Gwangju

A Day in Gwangju: Pretty Neighbourhood of Yangnim-Dong

On my last trip to Gwangju, I had a day to explore the city. So I had decided to look around the area near my guest house. The place I stayed in was near Yangmin-dong. Yangnim-dong village is a beautiful example of Korean architecture intricacy. The village has Korean traditional houses as well as western-style houses boasting the Korean fine architecture. This village is also called as Jerusalem of Gwangju.

The village is also home of many pretty cafes around the area.If you happened to be one of persons who is impressed by Korean café culture I recommend you to take a look around in that area.

Since I love exploring cafes, the place was like a heaven for me. There were so many cafes in that area.

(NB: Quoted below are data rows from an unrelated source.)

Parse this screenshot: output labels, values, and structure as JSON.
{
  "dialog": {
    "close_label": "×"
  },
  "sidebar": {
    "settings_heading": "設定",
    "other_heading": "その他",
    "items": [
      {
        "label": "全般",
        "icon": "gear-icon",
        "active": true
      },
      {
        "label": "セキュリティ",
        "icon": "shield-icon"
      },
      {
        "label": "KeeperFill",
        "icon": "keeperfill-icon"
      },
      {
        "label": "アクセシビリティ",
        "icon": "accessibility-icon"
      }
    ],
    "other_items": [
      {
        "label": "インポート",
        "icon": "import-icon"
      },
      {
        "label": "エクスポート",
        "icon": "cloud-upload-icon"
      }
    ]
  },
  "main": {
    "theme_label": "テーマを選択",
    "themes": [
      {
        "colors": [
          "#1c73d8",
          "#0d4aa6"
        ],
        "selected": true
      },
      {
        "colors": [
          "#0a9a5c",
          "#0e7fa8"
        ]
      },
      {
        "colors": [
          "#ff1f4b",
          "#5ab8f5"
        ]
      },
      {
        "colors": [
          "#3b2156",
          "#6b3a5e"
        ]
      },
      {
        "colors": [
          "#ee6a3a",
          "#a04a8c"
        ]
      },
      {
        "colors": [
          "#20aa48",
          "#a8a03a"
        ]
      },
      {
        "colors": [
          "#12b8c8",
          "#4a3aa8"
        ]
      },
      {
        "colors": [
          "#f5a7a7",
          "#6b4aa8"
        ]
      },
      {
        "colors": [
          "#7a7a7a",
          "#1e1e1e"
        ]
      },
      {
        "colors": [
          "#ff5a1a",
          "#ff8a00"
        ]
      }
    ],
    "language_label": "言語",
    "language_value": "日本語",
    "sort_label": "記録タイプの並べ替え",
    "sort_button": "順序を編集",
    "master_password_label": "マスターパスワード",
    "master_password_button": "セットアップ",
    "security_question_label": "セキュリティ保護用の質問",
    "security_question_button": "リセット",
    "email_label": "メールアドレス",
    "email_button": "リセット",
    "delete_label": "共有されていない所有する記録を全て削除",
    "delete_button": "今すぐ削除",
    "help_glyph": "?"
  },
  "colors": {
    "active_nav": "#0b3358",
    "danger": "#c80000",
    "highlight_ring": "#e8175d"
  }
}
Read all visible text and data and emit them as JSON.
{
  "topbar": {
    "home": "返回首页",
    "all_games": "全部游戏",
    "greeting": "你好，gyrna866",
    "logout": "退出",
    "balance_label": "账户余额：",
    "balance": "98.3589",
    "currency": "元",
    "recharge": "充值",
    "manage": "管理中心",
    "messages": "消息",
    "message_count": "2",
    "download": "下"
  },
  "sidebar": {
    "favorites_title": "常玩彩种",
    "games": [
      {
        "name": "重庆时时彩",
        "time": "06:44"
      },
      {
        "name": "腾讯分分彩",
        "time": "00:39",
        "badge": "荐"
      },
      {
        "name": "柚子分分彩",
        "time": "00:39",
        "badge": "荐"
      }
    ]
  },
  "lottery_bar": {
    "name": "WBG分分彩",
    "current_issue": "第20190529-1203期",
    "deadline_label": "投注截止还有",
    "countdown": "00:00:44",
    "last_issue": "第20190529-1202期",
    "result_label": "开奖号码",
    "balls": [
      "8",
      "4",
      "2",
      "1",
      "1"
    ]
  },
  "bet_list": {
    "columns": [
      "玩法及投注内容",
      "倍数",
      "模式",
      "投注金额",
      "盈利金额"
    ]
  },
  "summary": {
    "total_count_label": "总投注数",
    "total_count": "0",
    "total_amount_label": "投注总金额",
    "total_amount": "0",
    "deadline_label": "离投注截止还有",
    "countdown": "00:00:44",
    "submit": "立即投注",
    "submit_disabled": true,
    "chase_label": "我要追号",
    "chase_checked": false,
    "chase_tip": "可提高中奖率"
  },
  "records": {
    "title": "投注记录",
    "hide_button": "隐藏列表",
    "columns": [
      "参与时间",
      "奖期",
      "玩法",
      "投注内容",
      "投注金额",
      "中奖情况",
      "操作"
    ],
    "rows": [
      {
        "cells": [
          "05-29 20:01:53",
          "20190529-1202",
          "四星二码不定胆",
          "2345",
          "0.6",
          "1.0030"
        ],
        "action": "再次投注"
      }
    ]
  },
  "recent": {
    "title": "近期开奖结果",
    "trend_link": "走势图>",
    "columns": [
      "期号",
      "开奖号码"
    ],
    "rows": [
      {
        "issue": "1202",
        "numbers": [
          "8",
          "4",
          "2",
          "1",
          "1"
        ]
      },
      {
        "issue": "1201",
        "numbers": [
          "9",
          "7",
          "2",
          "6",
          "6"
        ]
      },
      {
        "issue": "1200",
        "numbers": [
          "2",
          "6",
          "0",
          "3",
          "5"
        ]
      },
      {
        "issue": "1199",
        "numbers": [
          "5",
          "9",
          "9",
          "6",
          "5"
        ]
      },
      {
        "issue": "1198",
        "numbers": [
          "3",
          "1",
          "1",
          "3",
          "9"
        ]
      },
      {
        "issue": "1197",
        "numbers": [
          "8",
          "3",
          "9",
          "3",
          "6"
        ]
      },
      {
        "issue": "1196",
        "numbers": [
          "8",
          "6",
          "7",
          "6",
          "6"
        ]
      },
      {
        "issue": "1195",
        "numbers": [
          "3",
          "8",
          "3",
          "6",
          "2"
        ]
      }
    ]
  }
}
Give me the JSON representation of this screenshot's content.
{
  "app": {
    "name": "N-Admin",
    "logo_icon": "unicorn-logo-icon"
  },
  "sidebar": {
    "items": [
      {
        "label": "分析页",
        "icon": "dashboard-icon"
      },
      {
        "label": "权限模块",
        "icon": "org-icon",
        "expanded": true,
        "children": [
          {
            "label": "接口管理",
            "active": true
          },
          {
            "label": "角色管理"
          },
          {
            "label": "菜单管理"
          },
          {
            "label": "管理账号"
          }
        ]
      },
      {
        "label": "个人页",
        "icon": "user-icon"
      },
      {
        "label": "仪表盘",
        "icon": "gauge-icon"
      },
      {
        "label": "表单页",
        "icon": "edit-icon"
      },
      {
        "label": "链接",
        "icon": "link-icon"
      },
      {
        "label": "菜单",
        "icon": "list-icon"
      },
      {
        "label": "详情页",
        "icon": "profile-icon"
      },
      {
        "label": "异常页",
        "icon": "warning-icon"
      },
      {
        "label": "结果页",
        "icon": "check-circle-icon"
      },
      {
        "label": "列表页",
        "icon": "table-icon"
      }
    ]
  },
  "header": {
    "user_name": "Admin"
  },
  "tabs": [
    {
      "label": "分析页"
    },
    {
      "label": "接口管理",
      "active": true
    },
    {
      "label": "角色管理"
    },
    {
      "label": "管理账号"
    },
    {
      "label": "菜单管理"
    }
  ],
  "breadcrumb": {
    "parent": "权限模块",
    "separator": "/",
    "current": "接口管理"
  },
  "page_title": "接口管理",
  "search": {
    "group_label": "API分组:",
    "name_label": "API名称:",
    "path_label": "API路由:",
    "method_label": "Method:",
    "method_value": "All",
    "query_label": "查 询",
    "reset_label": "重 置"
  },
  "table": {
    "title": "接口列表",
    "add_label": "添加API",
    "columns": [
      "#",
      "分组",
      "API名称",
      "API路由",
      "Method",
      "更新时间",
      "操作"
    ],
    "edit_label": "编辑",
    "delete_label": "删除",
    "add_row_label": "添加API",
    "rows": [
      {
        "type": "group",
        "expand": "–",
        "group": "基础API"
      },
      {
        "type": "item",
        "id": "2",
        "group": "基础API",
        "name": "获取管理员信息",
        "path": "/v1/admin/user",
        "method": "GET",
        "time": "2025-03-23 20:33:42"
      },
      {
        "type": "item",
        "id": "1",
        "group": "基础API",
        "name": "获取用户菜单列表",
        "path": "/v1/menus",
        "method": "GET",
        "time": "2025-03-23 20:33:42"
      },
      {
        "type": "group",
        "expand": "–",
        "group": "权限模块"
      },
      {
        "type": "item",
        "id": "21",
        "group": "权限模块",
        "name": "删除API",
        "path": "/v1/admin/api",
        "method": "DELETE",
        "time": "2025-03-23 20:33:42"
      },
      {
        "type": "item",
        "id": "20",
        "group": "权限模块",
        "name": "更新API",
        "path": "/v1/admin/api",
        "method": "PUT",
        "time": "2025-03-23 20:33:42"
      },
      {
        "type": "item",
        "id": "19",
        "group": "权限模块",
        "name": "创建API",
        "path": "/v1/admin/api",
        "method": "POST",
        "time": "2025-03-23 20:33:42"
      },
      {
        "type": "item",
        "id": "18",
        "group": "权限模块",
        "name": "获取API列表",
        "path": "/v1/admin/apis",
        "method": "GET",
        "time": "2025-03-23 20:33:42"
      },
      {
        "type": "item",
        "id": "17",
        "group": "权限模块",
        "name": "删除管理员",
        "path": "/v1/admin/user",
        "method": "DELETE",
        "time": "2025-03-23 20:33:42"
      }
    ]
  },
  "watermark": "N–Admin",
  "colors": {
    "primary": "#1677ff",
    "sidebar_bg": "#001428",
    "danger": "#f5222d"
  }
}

Each café having a unique interior making it outstanding from the cafes. I wanted to visit each café but given the lack of time and money, I could not go to all the cafes in the area. I have visited a few cafes and have put some of the cafés in my bucket list to visit in the near future.

SAJIK PARK AND OBSERVATORY

In the south-eastern Yangnim-dong Sajik Observatory is situated in Sajik Park. The observatory tower was put in 2014. From Sajik observatory I could see the skyline of Gwangju. You can reach the observatory deck by taking the elevator there. You don’t have to worry about climbing the tower. Also there is no entry fee to go up to the observatory.

The park is a nice place to have a walk. Especially if you are looking for something quiet I suggest you visit Sajik Park. 

After roaming around in the area and visiting some cafes I had decided to move towards Penguin Village. The Penguin village is situated within walking distance from the Yangmin dong cultural village.

How to reach

  • There is no subway stop nearby. So you need to take a bus to get to the park.

Address

PENGUIN VILLAGE

Penguin village derives its name from the imagery of the elderly who walk like a penguin because of knee pain. The village takes one to Korea of the 70s and 80s. The residents of the village made the place into exhibit after collecting their stuff from the 70s and 80s.

Once a burnt town, now the village thrives with pretty vintage things attracting lots of tourists. It has a collection of old watches and clocks, cameras, radios, CDs and many more stuff form that period. If someone has an interest in vintage stuff and would like to see how Korea was in its 70s and 80s it is a nice place to stop by. On a plus side there is no entry fee.

I love vintage stuff so I really loved the place. Also, I could meet the Ahjussi after whom the village name was kept. The penguin Ahjussi explained to me why the village was named Penguin village and some other things. Unfortunately, with my level of Korean understanding, I could only understand half of it, still, it was nice to talk to him. If I get a chance to go to Gwangju, I will visit the village again.

How to reach

  • There is no subway stop nearby. So you need to take a bus to get to the park.

Address

🇮🇳 Arya Akanksha

A traveler and aspiring photographer . I love exploring different cultures and hidden gems.